Uncertainty surrounds Clippers
As this NBA season gets set to begin, there might not be any better place than here to measure the difference between the labor-induced hectic, injury-riddled, what’s-going-on-here 2012 season and this season’s expected return to normalcy.
The Lakers have snapped out of their malaise — and perhaps their streak of consecutive second-round playoff flameouts — thanks to a star-grabbing offseason.
Snatching Dwight Howard and Steve Nash has had a way of energizing the base.
And the Clippers, bless their hearts, have slipped into their usual place, the shadows. There does not appear to be a run on Lob City T-shirts, there is no chatter about who owns the town and the transformation that Chris Paul has made has been significant but not quite transcendent.
It all appears to be a little quieter, no?
“It’s definitely not quiet, not with DJ and Lamar,” Blake Griffin said of DeAndre Jordan, whose game may be maturing faster than his personality, and Lamar Odom, who is trying to regain his mojo — and his game — back where his career started.
“Obviously, getting (Paul) last year was one of the biggest stories, as far as transactions go before the season, and there was a lot of hype coming in. But I don’t think we’ve paid attention to it. We’ve been kind of focused on ourselves.”
The Clippers’ last season was tumultuous with the trade for Paul, the free-agent signing of Caron Butler, the amnesty claim on Chauncey Billups at the start of the season and a nearly revolving door of players during it. With the condensed schedule leaving almost no time for practice, it all had to come together on the fly.
The overhaul of the roster was nearly as drastic this season, with seven new faces.
The Clippers are hardly the only team to remake their roster, but, for some, the logic appears reasonable. The Lakers, for example, have acquired pieces that complement one another. The Celtics have filled Ray Allen’s role with Jason Terry and have improved their frontcourt depth drastically with Jeff Green, Darko Milicic, Jared Sullinger and Fab Melo, perhaps creating matchup problems for Miami.
The Clippers, though, seem less like a makeover and more like a laboratory experiment.
The two biggest gambits are their two biggest additions — Jamal Crawford and Odom.
Both are former NBA Sixth Man of the Year winners who could give the Clippers one of the NBA’s most dynamic second units, with havoc-wreaking guard Eric Bledsoe. But what can you count on from Crawford and Odom?
Odom, who went into a funk when he was dealt to Dallas last season, proclaimed himself a changed man when he was dealt to the Clippers. He backed out of an invitation to the United States Olympic team camp so he could focus on getting in shape.
Then he showed up out of shape and injured his knee.
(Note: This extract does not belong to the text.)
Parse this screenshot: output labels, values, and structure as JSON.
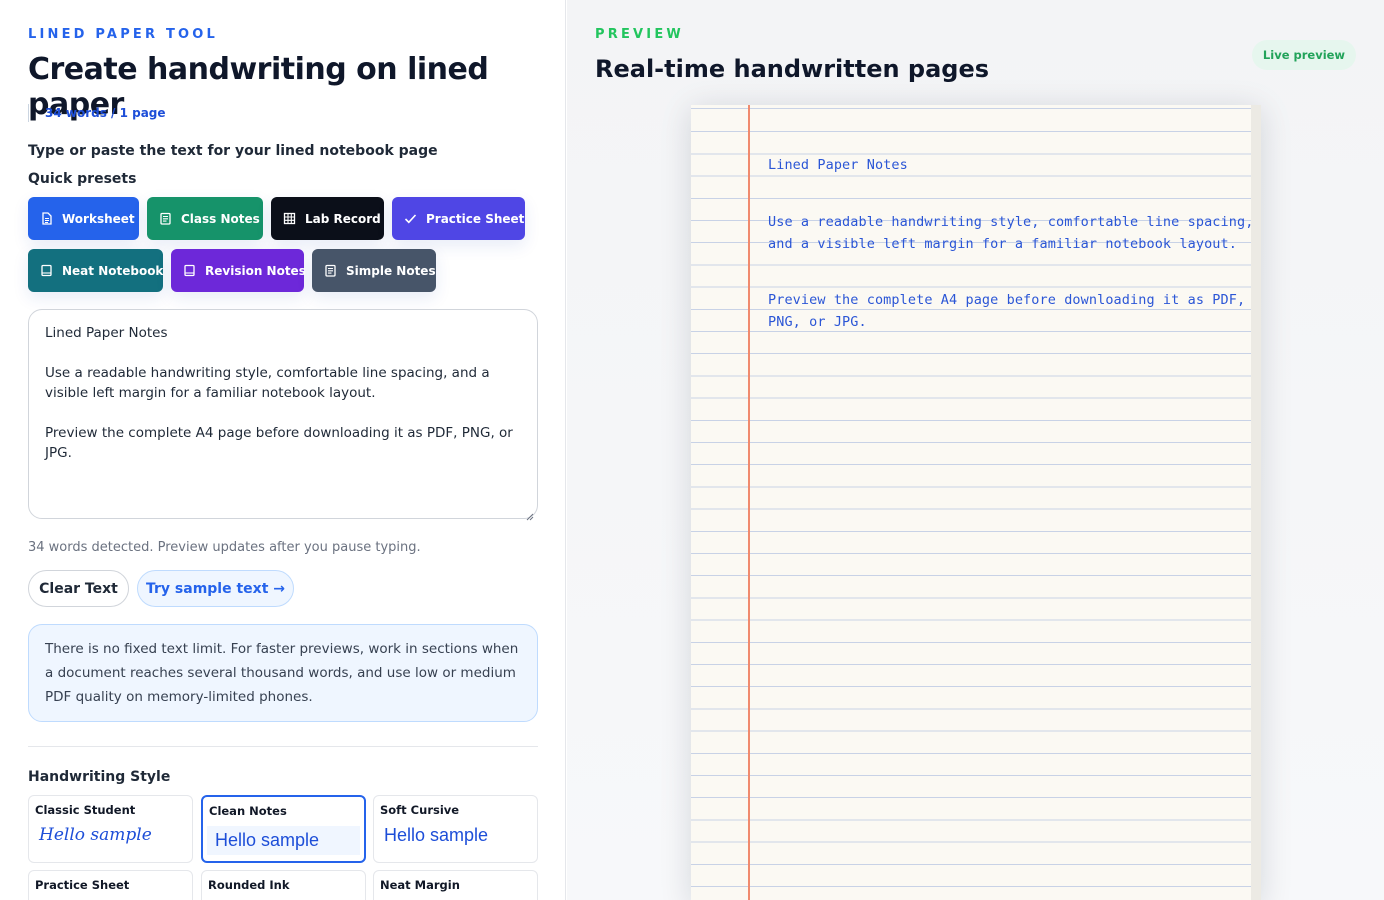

He is unsure when he’ll return.
He bristled after sitting out an exhibition win over the Lakers on Wednesday when he was asked if there had been something keeping him from being in shape.
“It makes no difference,” he said, before exiting the locker room.
Coach Vinny Del Negro said Odom was dealing with personal matters that the club was helping him work through, and that Odom — who could give them a gifted, personal big man that otherwise doesn’t exist behind Jordan and Griffin — is crucial to the team.
“We need him, and he knows it,” Del Negro said. “I have all the confidence that he’s doing everything he can to get to the level he needs to be at for us.”
Meanwhile, Crawford has drawn criticism since he revealed last week that this was the first offseason during his 13-year career that he spent doing drill work to refine his game.
“People acted like I’m laying around on the couch,” said Crawford, 32, who signed a four-year deal. “But I’m in the gym all the time, for like 10 hours a day — that’s how I’ve trained instead of using cones. This year, I did both. Playing the game is different. I know guys who knock down 40 shots in a row in practice, but in games they struggle with their shots.”
If the Clippers are fortunate, Crawford’s new-found awareness of the game’s finer points might translate to an improved shot selection and an interest in playing defense.
Beyond that there is 40-year-old Grant Hill, who is likely to join the 36-year-old Billups, who is recovering from a ruptured Achilles tendon, on the bench for the season opener. The one seemingly solid commodity the Clippers picked up is Willie Green, who should give them a dependable shooter and ball mover off the bench.
The reality is that if the Clippers do build on the improvement of last season, it will largely come on the backs of their two stars. A year of familiarity with Paul should benefit everyone as should a real training camp. And Griffin’s diligent work on his perimeter game in the offseason made it look Wednesday night as if he and Pau Gasol will be the NBA’s best power forwards, with Kevin Love hurt.
Whether Butler shedding 15 pounds will translate to a better second season, whether Jordan has matured enough to finish games and whether Bledsoe’s disruptive defense demands he be on the court are the types of speculative questions — along with the impact of Odom and Crawford — that typically greet the Clippers.
Their place in the Western Conference hierarchy may have changed, but by returning to the shadows and crossing their fingers that all the changes work out, not everything that is normal for the Clippers feels so new.